2010-03-26 / Editorial/Opinion
Did Republicans Shoot Themselves In The Foot?
There is something to be said for a political body acting as a ‘loyal opposition,” pushing its own ideas and forcing reconciliation and compromise on the party in power. There is nothing to be said for obstructionism, of moving completely out of the political maelstrom, standing on the sidelines, and trying to destroy the party in power. That is what happened with this week’s vote on health care reform, a vital issue that focused on the millions of Americans who have no health insurance, no safety net, and who too often must choose between paying food or rent, or going to a doctor, or getting vital prescription medicine. In the cold calculus of power, there were no pluses for the Republicans to get involved. They had no reason to compromise. The Republican leadership believes that the best strategy to recapture the Senate and House of Representatives in November is to force President Obama to fail. To do that, they had to make his health care plan fail, or at least convince voters that the final plan is so onerous that they would turn Obama’s successful health care vote into a defeat. The plan passed without a single Republican vote. The Republicans have now vowed to take the fight to the death in the Senate over the “fix it” bill passed in the House to change some provisions of the act that House Democrats demanded.

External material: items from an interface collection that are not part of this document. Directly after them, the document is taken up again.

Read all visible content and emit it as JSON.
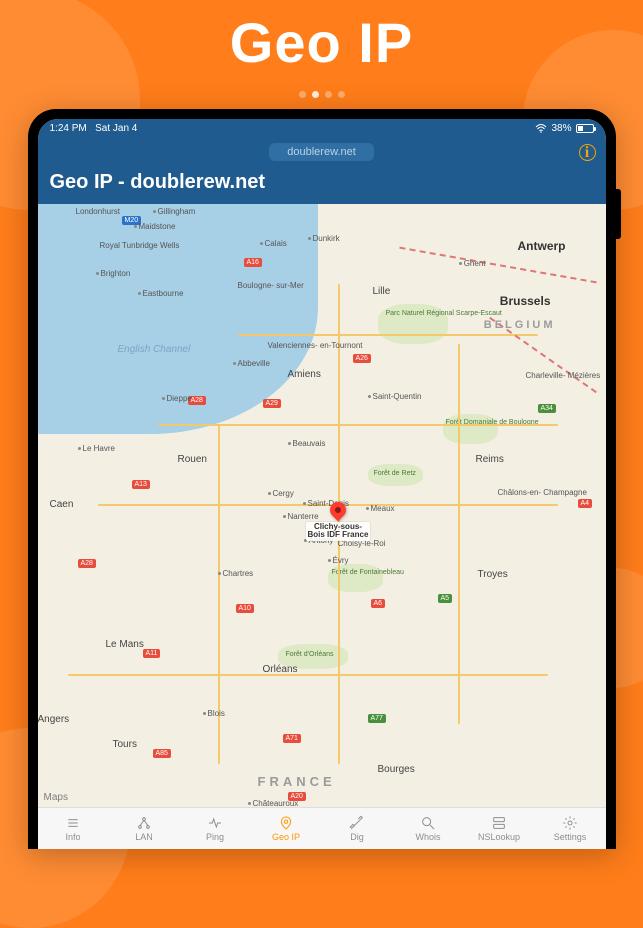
{
  "marketing": {
    "title": "Geo IP"
  },
  "status": {
    "time": "1:24 PM",
    "date": "Sat Jan 4",
    "battery_pct": "38%"
  },
  "nav": {
    "url_display": "doublerew.net"
  },
  "header": {
    "title": "Geo IP - doublerew.net"
  },
  "map": {
    "attribution_prefix": "",
    "attribution_brand": "Maps",
    "channel_label": "English\nChannel",
    "countries": {
      "france": "FRANCE",
      "belgium": "BELGIUM"
    },
    "pin_label": "Clichy-sous-\nBois IDF France",
    "parks": {
      "scarpe": "Parc Naturel\nRégional\nScarpe-Escaut",
      "retz": "Forêt de Retz",
      "fontainebleau": "Forêt de\nFontainebleau",
      "orleans": "Forêt d'Orléans",
      "boulogne": "Forêt Domaniale\nde Boulogne"
    },
    "cities": {
      "antwerp": "Antwerp",
      "brussels": "Brussels",
      "ghent": "Ghent",
      "lille": "Lille",
      "londonish": "Londonhurst",
      "gillingham": "Gillingham",
      "maidstone": "Maidstone",
      "royaltw": "Royal Tunbridge\nWells",
      "brighton": "Brighton",
      "eastbourne": "Eastbourne",
      "calais": "Calais",
      "dunkirk": "Dunkirk",
      "boulogne": "Boulogne-\nsur-Mer",
      "stquentin": "Saint-Quentin",
      "amiens": "Amiens",
      "abbeville": "Abbeville",
      "dieppe": "Dieppe",
      "lehavre": "Le Havre",
      "rouen": "Rouen",
      "caen": "Caen",
      "beauvais": "Beauvais",
      "cergy": "Cergy",
      "stdenis": "Saint-Denis",
      "nanterre": "Nanterre",
      "meaux": "Meaux",
      "antony": "Antony",
      "choisy": "Choisy-le-Roi",
      "evry": "Évry",
      "chartres": "Chartres",
      "orleans": "Orléans",
      "lemans": "Le Mans",
      "tours": "Tours",
      "angers": "Angers",
      "blois": "Blois",
      "chateauroux": "Châteauroux",
      "bourges": "Bourges",
      "reims": "Reims",
      "troyes": "Troyes",
      "chalons": "Châlons-en-\nChampagne",
      "charleville": "Charleville-\nMézières",
      "valenciennes": "Valenciennes-\nen-Tournont"
    },
    "badges": {
      "m20": "M20",
      "a16": "A16",
      "a26": "A26",
      "a28l": "A28",
      "a28r": "A28",
      "a29": "A29",
      "a4": "A4",
      "a13": "A13",
      "a10": "A10",
      "a11": "A11",
      "a6": "A6",
      "a5": "A5",
      "a71": "A71",
      "a77": "A77",
      "a85": "A85",
      "a20": "A20",
      "a34": "A34"
    }
  },
  "tabs": [
    {
      "id": "info",
      "label": "Info"
    },
    {
      "id": "lan",
      "label": "LAN"
    },
    {
      "id": "ping",
      "label": "Ping"
    },
    {
      "id": "geoip",
      "label": "Geo IP"
    },
    {
      "id": "dig",
      "label": "Dig"
    },
    {
      "id": "whois",
      "label": "Whois"
    },
    {
      "id": "nslookup",
      "label": "NSLookup"
    },
    {
      "id": "settings",
      "label": "Settings"
    }
  ],
  "active_tab": "geoip"
}
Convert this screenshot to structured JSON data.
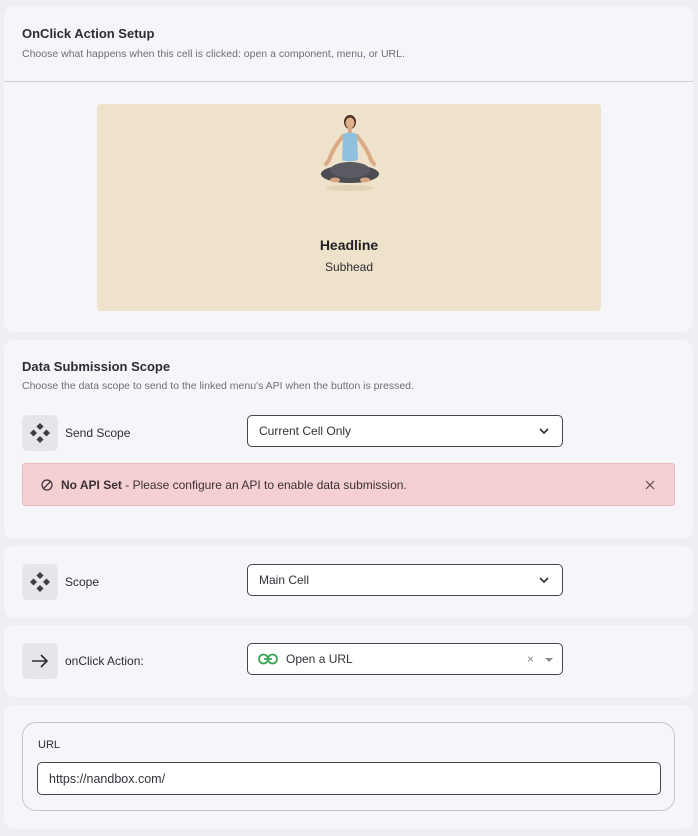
{
  "setup": {
    "title": "OnClick Action Setup",
    "description": "Choose what happens when this cell is clicked: open a component, menu, or URL.",
    "preview": {
      "headline": "Headline",
      "subhead": "Subhead",
      "background_color": "#efe2cb"
    }
  },
  "data_submission": {
    "title": "Data Submission Scope",
    "description": "Choose the data scope to send to the linked menu's API when the button is pressed.",
    "send_scope": {
      "label": "Send Scope",
      "icon": "diamond-nodes-icon",
      "selected": "Current Cell Only"
    },
    "alert": {
      "icon": "ban-icon",
      "title": "No API Set",
      "message": " - Please configure an API to enable data submission.",
      "close_icon": "close-icon",
      "color": "#f5d0d2"
    }
  },
  "scope": {
    "label": "Scope",
    "icon": "diamond-nodes-icon",
    "selected": "Main Cell"
  },
  "action": {
    "label": "onClick Action:",
    "icon": "arrow-right-icon",
    "selected": "Open a URL",
    "selected_icon": "link-icon",
    "clear": "×",
    "link_color": "#3aa655"
  },
  "url": {
    "label": "URL",
    "value": "https://nandbox.com/"
  }
}
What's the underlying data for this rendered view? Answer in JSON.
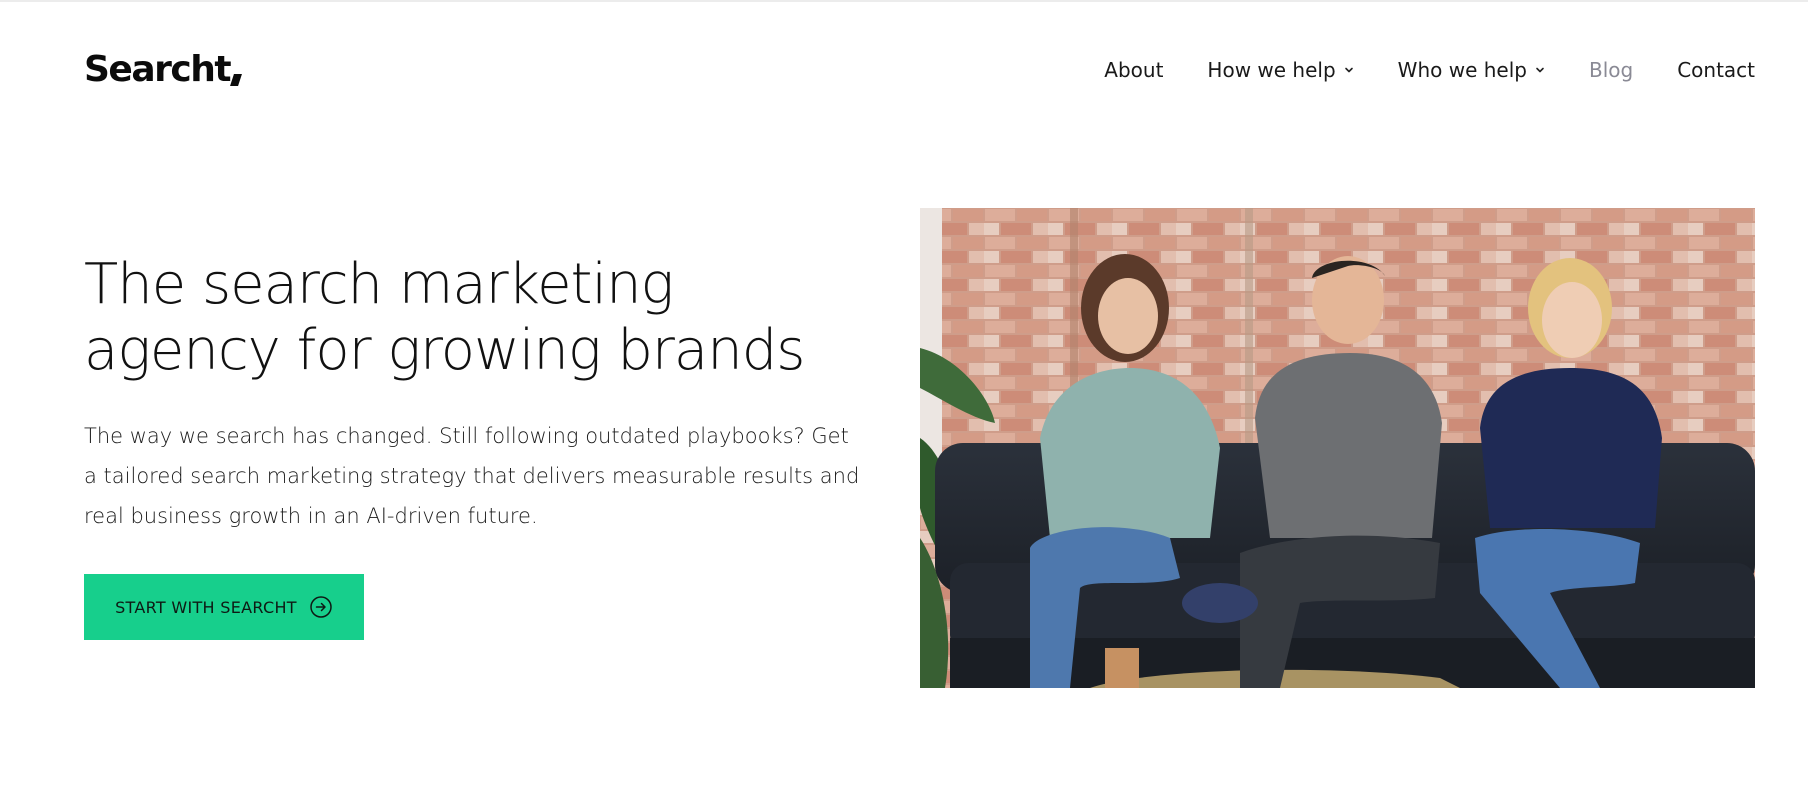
{
  "brand": {
    "logo_text": "Searcht"
  },
  "nav": {
    "items": [
      {
        "label": "About"
      },
      {
        "label": "How we help"
      },
      {
        "label": "Who we help"
      },
      {
        "label": "Blog"
      },
      {
        "label": "Contact"
      }
    ]
  },
  "hero": {
    "title_lines": [
      "The search marketing",
      "agency for growing brands"
    ],
    "description_lines": [
      "The way we search has changed. Still following outdated playbooks? Get",
      "a tailored search marketing strategy that delivers measurable results and",
      "real business growth in an AI-driven future."
    ],
    "cta_label": "START WITH SEARCHT"
  },
  "colors": {
    "accent": "#17cf8c",
    "text": "#111111",
    "muted_nav": "#8a8a95"
  },
  "icons": {
    "chevron": "chevron-down-icon",
    "cta": "arrow-circle-right-icon"
  }
}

We believe the Republican leadership may have shot themselves in the foot, however, not just because recent polls show that Americans are becoming more favorable of the health care plan as they become more knowledgeable about its provisions, but also because they may have underestimated the American people and their dislike for politicians in general. When a Republican Congressman called the leading opponent of abortion rights in the nation a “baby killer,” every American, whether for or against the health care reform bill, cringed. That is not the way we want our politicians to act, and the Republican may well have stepped over the line on health care.